    • Tracheobronchial transplantation with a stem-cell-seeded bioartificial nanocomposite: a proof-of-concept study.

      Jungebluth, Philipp; Alici, Evren; Baiguera, Silvia; Le Blanc, Katarina; Blomberg, Pontus; Bozóky, Béla; Crowley, Claire; Einarsson, Oskar; Grinnemo, Karl-Henrik; Gudbjartsson, Tomas; et al. (Lancet Publishing Group, 2011-12-10)
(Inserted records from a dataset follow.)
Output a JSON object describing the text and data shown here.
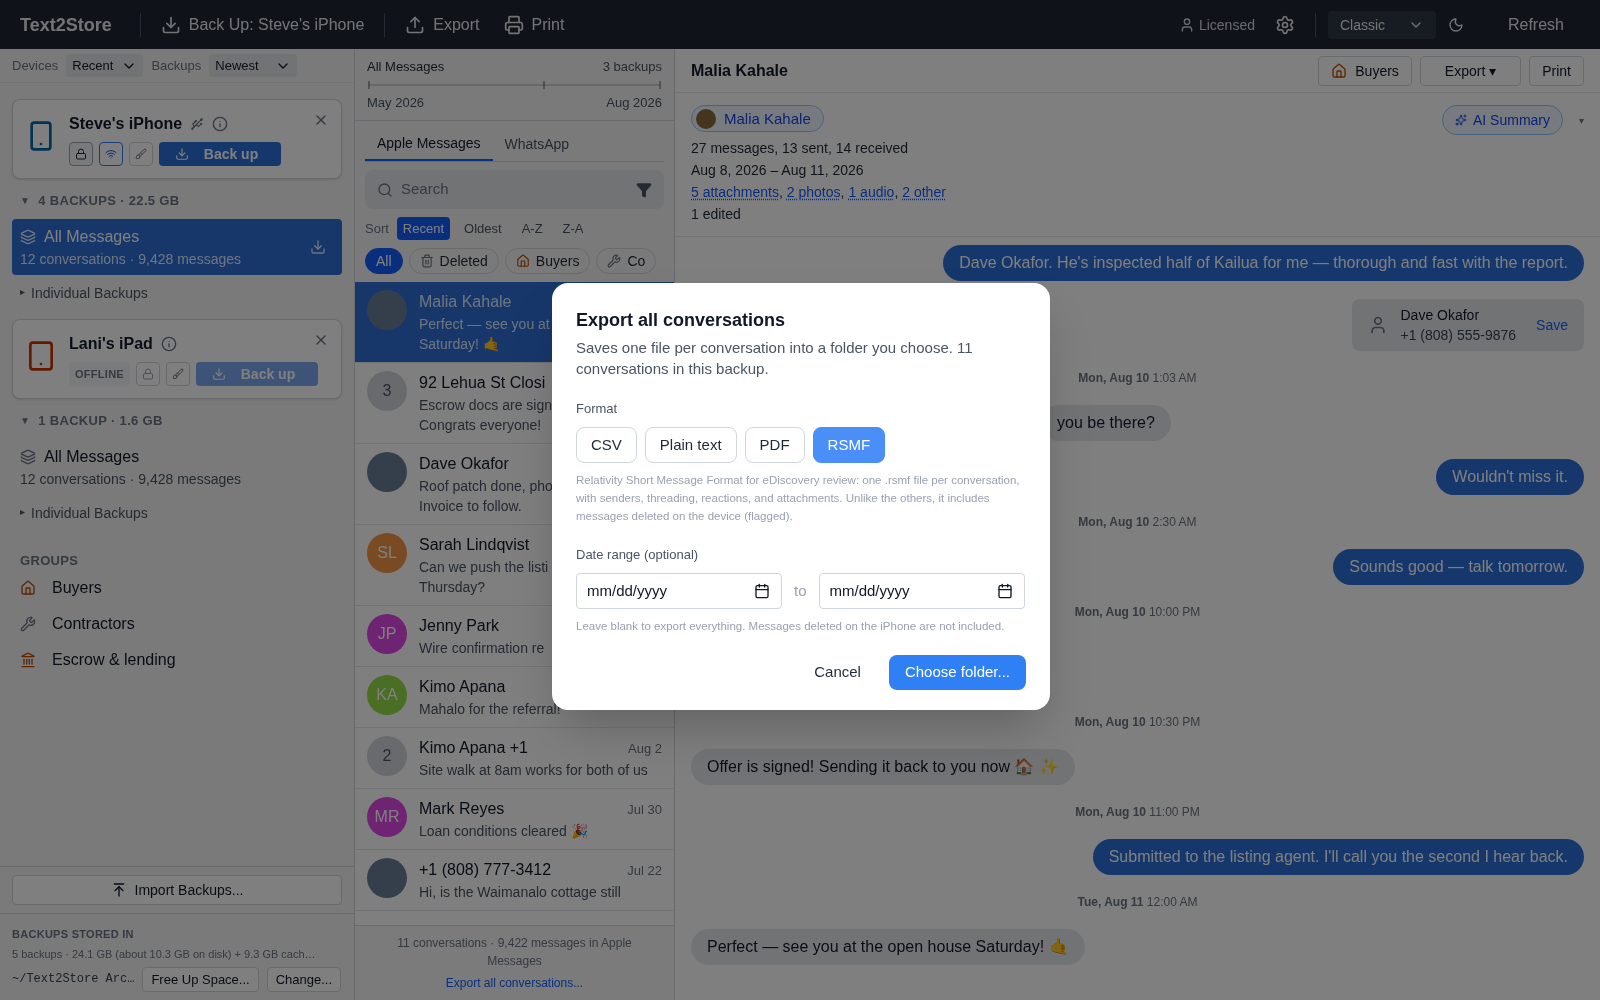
{
  "topbar": {
    "brand": "Text2Store",
    "actions": [
      {
        "kind": "backup",
        "label": "Back Up: Steve's iPhone"
      },
      {
        "kind": "export",
        "label": "Export"
      },
      {
        "kind": "print",
        "label": "Print"
      }
    ],
    "license": "Licensed",
    "theme": "Classic",
    "refresh": "Refresh"
  },
  "sidebar": {
    "devices_label": "Devices",
    "devices_value": "Recent",
    "backups_label": "Backups",
    "backups_value": "Newest",
    "devices": [
      {
        "kind": "phone",
        "name": "Steve's iPhone",
        "usb": true,
        "wifi": true,
        "offline": false,
        "backup_label": "Back up",
        "backup_disabled": false,
        "caret": "▼",
        "section": "4 BACKUPS · 22.5 GB",
        "expanded": true,
        "backup": {
          "title": "All Messages",
          "subtitle": "12 conversations · 9,428 messages",
          "selected": true
        },
        "individual_caret": "▸",
        "individual": "Individual Backups"
      },
      {
        "kind": "tablet",
        "name": "Lani's iPad",
        "usb": false,
        "wifi": false,
        "offline": true,
        "status_label": "OFFLINE",
        "backup_label": "Back up",
        "backup_disabled": true,
        "caret": "▼",
        "section": "1 BACKUP · 1.6 GB",
        "expanded": true,
        "backup": {
          "title": "All Messages",
          "subtitle": "12 conversations · 9,428 messages",
          "selected": false
        },
        "individual_caret": "▸",
        "individual": "Individual Backups"
      }
    ],
    "groups_title": "GROUPS",
    "groups": [
      {
        "kind": "house",
        "label": "Buyers"
      },
      {
        "kind": "wrench",
        "label": "Contractors"
      },
      {
        "kind": "bank",
        "label": "Escrow & lending"
      }
    ],
    "import": "Import Backups...",
    "storage_title": "BACKUPS STORED IN",
    "storage_info": "5 backups · 24.1 GB (about 10.3 GB on disk) + 9.3 GB cach…",
    "storage_path": "~/Text2Store Arc…",
    "free_up": "Free Up Space...",
    "change": "Change..."
  },
  "list": {
    "timeline": {
      "title": "All Messages",
      "count": "3 backups",
      "start": "May 2026",
      "end": "Aug 2026"
    },
    "tabs": [
      {
        "label": "Apple Messages",
        "selected": true
      },
      {
        "label": "WhatsApp",
        "selected": false
      }
    ],
    "search_placeholder": "Search",
    "sort_label": "Sort",
    "sorts": [
      {
        "label": "Recent",
        "selected": true
      },
      {
        "label": "Oldest",
        "selected": false
      },
      {
        "label": "A-Z",
        "selected": false
      },
      {
        "label": "Z-A",
        "selected": false
      }
    ],
    "filters": [
      {
        "kind": "none",
        "label": "All",
        "selected": true
      },
      {
        "kind": "trash",
        "label": "Deleted",
        "selected": false
      },
      {
        "kind": "house",
        "label": "Buyers",
        "selected": false
      },
      {
        "kind": "wrench",
        "label": "Co",
        "selected": false
      }
    ],
    "conversations": [
      {
        "kind": "photo",
        "name": "Malia Kahale",
        "preview": "Perfect — see you at\nSaturday! 🤙",
        "selected": true
      },
      {
        "kind": "count",
        "initials": "3",
        "name": "92 Lehua St Closi",
        "preview": "Escrow docs are sign\nCongrats everyone!",
        "selected": false
      },
      {
        "kind": "photo",
        "name": "Dave Okafor",
        "preview": "Roof patch done, pho\nInvoice to follow.",
        "selected": false
      },
      {
        "kind": "initials",
        "initials": "SL",
        "color": "#7a4a22",
        "name": "Sarah Lindqvist",
        "preview": "Can we push the listi\nThursday?",
        "selected": false
      },
      {
        "kind": "initials",
        "initials": "JP",
        "color": "#6e2472",
        "name": "Jenny Park",
        "preview": "Wire confirmation re",
        "selected": false
      },
      {
        "kind": "initials",
        "initials": "KA",
        "color": "#4a6e24",
        "name": "Kimo Apana",
        "preview": "Mahalo for the referral!",
        "selected": false
      },
      {
        "kind": "count",
        "initials": "2",
        "name": "Kimo Apana +1",
        "date": "Aug 2",
        "preview": "Site walk at 8am works for both of us",
        "selected": false
      },
      {
        "kind": "initials",
        "initials": "MR",
        "color": "#6e2472",
        "name": "Mark Reyes",
        "date": "Jul 30",
        "preview": "Loan conditions cleared 🎉",
        "selected": false
      },
      {
        "kind": "photo",
        "name": "+1 (808) 777-3412",
        "date": "Jul 22",
        "preview": "Hi, is the Waimanalo cottage still",
        "selected": false
      }
    ],
    "footer": "11 conversations · 9,422 messages in Apple Messages",
    "export_all": "Export all conversations..."
  },
  "chat": {
    "title": "Malia Kahale",
    "buttons": [
      {
        "kind": "house",
        "label": "Buyers"
      },
      {
        "kind": "menu",
        "label": "Export ▾"
      },
      {
        "kind": "plain",
        "label": "Print"
      }
    ],
    "contact": "Malia Kahale",
    "stats": "27 messages, 13 sent, 14 received",
    "range": "Aug 8, 2026 – Aug 11, 2026",
    "links": [
      {
        "label": "5 attachments",
        "sep": ","
      },
      {
        "label": "2 photos",
        "sep": ","
      },
      {
        "label": "1 audio",
        "sep": ","
      },
      {
        "label": "2 other"
      }
    ],
    "edited": "1 edited",
    "ai_summary": "AI Summary",
    "ai_caret": "▾",
    "messages": [
      {
        "kind": "sent",
        "text": "Dave Okafor. He's inspected half of Kailua for me — thorough and fast with the report."
      },
      {
        "kind": "contact",
        "name": "Dave Okafor",
        "phone": "+1 (808) 555-9876",
        "action": "Save"
      },
      {
        "kind": "time",
        "text": "**Mon, Aug 10** 1:03 AM"
      },
      {
        "kind": "received_partial",
        "text": "you be there?"
      },
      {
        "kind": "sent",
        "text": "Wouldn't miss it."
      },
      {
        "kind": "time",
        "text": "**Mon, Aug 10** 2:30 AM"
      },
      {
        "kind": "sent",
        "text": "Sounds good — talk tomorrow."
      },
      {
        "kind": "time",
        "text": "**Mon, Aug 10** 10:00 PM"
      },
      {
        "kind": "gap"
      },
      {
        "kind": "time",
        "text": "**Mon, Aug 10** 10:30 PM"
      },
      {
        "kind": "received",
        "text": "Offer is signed! Sending it back to you now 🏠 ✨"
      },
      {
        "kind": "time",
        "text": "**Mon, Aug 10** 11:00 PM"
      },
      {
        "kind": "sent",
        "text": "Submitted to the listing agent. I'll call you the second I hear back."
      },
      {
        "kind": "time",
        "text": "**Tue, Aug 11** 12:00 AM"
      },
      {
        "kind": "received",
        "text": "Perfect — see you at the open house Saturday! 🤙"
      }
    ]
  },
  "dialog": {
    "title": "Export all conversations",
    "description": "Saves one file per conversation into a folder you choose. 11 conversations in this backup.",
    "format_label": "Format",
    "formats": [
      {
        "label": "CSV",
        "selected": false
      },
      {
        "label": "Plain text",
        "selected": false
      },
      {
        "label": "PDF",
        "selected": false
      },
      {
        "label": "RSMF",
        "selected": true
      }
    ],
    "format_note": "Relativity Short Message Format for eDiscovery review: one .rsmf file per conversation, with senders, threading, reactions, and attachments. Unlike the others, it includes messages deleted on the device (flagged).",
    "date_label": "Date range (optional)",
    "from_placeholder": "mm/dd/yyyy",
    "to_label": "to",
    "to_placeholder": "mm/dd/yyyy",
    "hint": "Leave blank to export everything. Messages deleted on the iPhone are not included.",
    "cancel": "Cancel",
    "confirm": "Choose folder..."
  }
}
      BACKGROUND: Tracheal tumours can be surgically resected but most are an inoperable size at the time of diagnosis; therefore, new therapeutic options are needed. We report the clinical transplantation of the tracheobronchial airway with a stem-cell-seeded bioartificial nanocomposite. METHODS: A 36-year-old male patient, previously treated with debulking surgery and radiation therapy, presented with recurrent primary cancer of the distal trachea and main bronchi. After complete tumour resection, the airway was replaced with a tailored bioartificial nanocomposite previously seeded with autologous bone-marrow mononuclear cells via a bioreactor for 36 h. Postoperative granulocyte colony-stimulating factor filgrastim (10 μg/kg) and epoetin beta (40,000 UI) were given over 14 days. We undertook flow cytometry, scanning electron microscopy, confocal microscopy epigenetics, multiplex, miRNA, and gene expression analyses. FINDINGS: We noted an extracellular matrix-like coating and proliferating cells including a CD105+ subpopulation in the scaffold after the reseeding and bioreactor process. There were no major complications, and the patient was asymptomatic and tumour free 5 months after transplantation. The bioartificial nanocomposite has patent anastomoses, lined with a vascularised neomucosa, and was partly covered by nearly healthy epithelium. Postoperatively, we detected a mobilisation of peripheral cells displaying increased mesenchymal stromal cell phenotype, and upregulation of epoetin receptors, antiapoptotic genes, and miR-34 and miR-449 biomarkers. These findings, together with increased levels of regenerative-associated plasma factors, strongly suggest stem-cell homing and cell-mediated wound repair, extracellular matrix remodelling, and neovascularisation of the graft. INTERPRETATION: Tailor-made bioartificial scaffolds can be used to replace complex airway defects. The bioreactor reseeding process and pharmacological-induced site-specific and graft-specific regeneration and tissue protection are key factors for successful clinical outcome